WORK TO BE COMPLETED ::
Exactly as they appear, reproduce the lines from the one holding "Enumerate this screenshot's" through the last line of the material below.

RECORDS FOR PROCESSING ::
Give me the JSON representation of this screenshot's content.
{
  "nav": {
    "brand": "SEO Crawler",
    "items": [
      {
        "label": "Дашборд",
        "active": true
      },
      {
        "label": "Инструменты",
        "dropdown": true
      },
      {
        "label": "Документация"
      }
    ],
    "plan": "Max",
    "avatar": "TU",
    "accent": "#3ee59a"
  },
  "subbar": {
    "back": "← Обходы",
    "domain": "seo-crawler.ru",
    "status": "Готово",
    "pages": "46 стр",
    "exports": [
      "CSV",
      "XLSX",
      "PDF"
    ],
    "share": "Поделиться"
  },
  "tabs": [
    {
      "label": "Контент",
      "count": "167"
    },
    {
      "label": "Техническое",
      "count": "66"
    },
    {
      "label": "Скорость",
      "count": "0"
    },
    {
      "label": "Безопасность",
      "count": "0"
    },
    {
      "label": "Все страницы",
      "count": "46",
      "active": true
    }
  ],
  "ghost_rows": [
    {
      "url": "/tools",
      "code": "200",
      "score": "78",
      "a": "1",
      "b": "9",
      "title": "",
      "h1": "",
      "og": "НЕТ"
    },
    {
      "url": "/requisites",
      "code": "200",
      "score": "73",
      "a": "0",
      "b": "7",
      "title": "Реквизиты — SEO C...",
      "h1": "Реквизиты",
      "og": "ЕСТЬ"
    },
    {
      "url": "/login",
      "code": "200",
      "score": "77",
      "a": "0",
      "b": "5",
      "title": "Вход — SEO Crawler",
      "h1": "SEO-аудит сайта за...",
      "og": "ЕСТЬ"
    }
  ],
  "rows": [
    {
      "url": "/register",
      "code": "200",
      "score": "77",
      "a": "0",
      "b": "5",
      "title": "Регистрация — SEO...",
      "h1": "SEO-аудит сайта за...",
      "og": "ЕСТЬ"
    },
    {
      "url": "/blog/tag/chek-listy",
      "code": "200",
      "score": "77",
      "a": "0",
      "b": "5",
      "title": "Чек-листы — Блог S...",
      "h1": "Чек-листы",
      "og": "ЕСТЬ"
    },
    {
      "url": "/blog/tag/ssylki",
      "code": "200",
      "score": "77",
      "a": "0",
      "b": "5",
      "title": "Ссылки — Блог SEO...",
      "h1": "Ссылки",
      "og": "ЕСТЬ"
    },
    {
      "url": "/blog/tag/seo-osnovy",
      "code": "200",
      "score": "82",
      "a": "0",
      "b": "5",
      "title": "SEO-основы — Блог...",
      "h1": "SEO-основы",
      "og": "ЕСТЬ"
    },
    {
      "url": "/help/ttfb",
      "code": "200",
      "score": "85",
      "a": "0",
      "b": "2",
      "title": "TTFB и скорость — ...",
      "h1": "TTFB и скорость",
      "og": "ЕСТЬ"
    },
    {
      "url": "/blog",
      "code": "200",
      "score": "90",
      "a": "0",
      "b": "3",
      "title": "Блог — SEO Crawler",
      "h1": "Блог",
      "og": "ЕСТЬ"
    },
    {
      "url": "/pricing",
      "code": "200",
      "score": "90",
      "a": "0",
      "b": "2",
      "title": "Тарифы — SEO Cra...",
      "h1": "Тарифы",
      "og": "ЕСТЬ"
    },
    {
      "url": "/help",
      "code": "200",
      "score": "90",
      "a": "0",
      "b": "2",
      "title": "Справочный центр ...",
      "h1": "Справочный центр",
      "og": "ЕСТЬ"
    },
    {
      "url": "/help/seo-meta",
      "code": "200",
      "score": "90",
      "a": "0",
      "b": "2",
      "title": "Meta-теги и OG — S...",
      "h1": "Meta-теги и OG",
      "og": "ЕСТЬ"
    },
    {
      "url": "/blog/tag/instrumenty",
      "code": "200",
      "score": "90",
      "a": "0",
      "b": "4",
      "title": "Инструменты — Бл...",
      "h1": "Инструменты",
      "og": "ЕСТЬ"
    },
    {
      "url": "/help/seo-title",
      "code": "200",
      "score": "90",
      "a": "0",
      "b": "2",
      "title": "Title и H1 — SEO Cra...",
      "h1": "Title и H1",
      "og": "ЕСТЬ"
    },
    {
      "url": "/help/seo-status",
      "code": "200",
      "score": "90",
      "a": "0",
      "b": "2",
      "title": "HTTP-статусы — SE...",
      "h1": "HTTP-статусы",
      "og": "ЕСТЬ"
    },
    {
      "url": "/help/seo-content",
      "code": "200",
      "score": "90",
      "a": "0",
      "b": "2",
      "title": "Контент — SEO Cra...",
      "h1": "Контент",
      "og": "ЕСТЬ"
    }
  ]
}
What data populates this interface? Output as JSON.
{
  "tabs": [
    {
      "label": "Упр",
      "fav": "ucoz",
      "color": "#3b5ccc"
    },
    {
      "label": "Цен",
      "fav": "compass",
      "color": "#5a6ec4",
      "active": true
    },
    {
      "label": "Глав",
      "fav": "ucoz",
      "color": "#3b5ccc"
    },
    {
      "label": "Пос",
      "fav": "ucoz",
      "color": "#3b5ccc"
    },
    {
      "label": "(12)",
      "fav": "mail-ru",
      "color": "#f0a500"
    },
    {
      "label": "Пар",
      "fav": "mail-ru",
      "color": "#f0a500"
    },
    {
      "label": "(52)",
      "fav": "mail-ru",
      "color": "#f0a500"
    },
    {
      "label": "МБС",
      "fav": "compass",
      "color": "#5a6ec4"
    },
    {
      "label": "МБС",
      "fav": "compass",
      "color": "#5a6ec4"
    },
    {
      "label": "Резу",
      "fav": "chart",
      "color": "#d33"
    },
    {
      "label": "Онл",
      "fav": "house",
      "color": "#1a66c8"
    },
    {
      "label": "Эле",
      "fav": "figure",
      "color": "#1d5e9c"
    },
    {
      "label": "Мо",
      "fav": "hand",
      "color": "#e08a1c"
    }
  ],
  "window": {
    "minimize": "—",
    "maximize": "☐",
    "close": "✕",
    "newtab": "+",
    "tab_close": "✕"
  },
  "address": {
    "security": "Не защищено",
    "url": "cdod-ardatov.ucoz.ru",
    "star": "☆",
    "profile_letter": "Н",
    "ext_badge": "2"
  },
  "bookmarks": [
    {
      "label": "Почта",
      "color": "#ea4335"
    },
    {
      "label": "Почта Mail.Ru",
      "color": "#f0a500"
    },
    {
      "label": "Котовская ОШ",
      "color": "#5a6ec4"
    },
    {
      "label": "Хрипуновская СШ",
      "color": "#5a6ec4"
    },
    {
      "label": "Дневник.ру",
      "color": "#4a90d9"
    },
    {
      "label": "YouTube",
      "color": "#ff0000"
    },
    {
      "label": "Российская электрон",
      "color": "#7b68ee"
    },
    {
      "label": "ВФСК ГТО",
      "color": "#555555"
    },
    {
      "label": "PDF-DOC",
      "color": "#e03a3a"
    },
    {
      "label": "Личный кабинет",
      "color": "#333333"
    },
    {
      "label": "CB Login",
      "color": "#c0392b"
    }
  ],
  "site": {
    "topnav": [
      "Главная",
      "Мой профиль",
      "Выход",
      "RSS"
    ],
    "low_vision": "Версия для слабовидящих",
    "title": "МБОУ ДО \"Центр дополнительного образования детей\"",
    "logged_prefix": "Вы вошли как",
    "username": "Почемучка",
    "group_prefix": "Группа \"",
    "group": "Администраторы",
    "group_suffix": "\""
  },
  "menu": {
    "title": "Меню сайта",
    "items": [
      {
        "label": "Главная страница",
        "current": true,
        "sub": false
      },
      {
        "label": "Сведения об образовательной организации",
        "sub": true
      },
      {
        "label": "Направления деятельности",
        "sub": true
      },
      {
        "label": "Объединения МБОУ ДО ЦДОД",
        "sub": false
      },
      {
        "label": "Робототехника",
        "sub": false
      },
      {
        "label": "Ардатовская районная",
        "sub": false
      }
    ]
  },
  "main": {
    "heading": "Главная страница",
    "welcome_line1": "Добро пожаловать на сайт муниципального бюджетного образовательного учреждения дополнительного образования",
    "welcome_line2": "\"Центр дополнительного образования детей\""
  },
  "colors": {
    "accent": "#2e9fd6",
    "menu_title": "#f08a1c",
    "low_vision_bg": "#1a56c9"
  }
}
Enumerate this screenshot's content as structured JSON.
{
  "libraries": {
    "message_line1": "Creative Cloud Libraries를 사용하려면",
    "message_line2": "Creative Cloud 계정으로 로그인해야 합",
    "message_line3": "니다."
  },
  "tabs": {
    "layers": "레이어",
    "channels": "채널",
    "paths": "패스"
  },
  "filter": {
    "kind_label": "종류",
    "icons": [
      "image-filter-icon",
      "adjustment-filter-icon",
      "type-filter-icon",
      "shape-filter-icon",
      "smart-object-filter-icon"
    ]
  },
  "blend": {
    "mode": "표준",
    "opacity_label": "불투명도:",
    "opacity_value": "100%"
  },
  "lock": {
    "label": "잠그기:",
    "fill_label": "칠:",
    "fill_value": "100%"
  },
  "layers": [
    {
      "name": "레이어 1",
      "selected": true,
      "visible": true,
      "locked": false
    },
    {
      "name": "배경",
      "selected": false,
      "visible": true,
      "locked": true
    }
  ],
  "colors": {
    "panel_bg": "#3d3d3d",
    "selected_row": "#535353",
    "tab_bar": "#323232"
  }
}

ANSWER TO THE PROBLEM ::
Enumerate this screenshot's content as structured JSON.
{
  "libraries": {
    "message_line1": "Creative Cloud Libraries를 사용하려면",
    "message_line2": "Creative Cloud 계정으로 로그인해야 합",
    "message_line3": "니다."
  },
  "tabs": {
    "layers": "레이어",
    "channels": "채널",
    "paths": "패스"
  },
  "filter": {
    "kind_label": "종류",
    "icons": [
      "image-filter-icon",
      "adjustment-filter-icon",
      "type-filter-icon",
      "shape-filter-icon",
      "smart-object-filter-icon"
    ]
  },
  "blend": {
    "mode": "표준",
    "opacity_label": "불투명도:",
    "opacity_value": "100%"
  },
  "lock": {
    "label": "잠그기:",
    "fill_label": "칠:",
    "fill_value": "100%"
  },
  "layers": [
    {
      "name": "레이어 1",
      "selected": true,
      "visible": true,
      "locked": false
    },
    {
      "name": "배경",
      "selected": false,
      "visible": true,
      "locked": true
    }
  ],
  "colors": {
    "panel_bg": "#3d3d3d",
    "selected_row": "#535353",
    "tab_bar": "#323232"
  }
}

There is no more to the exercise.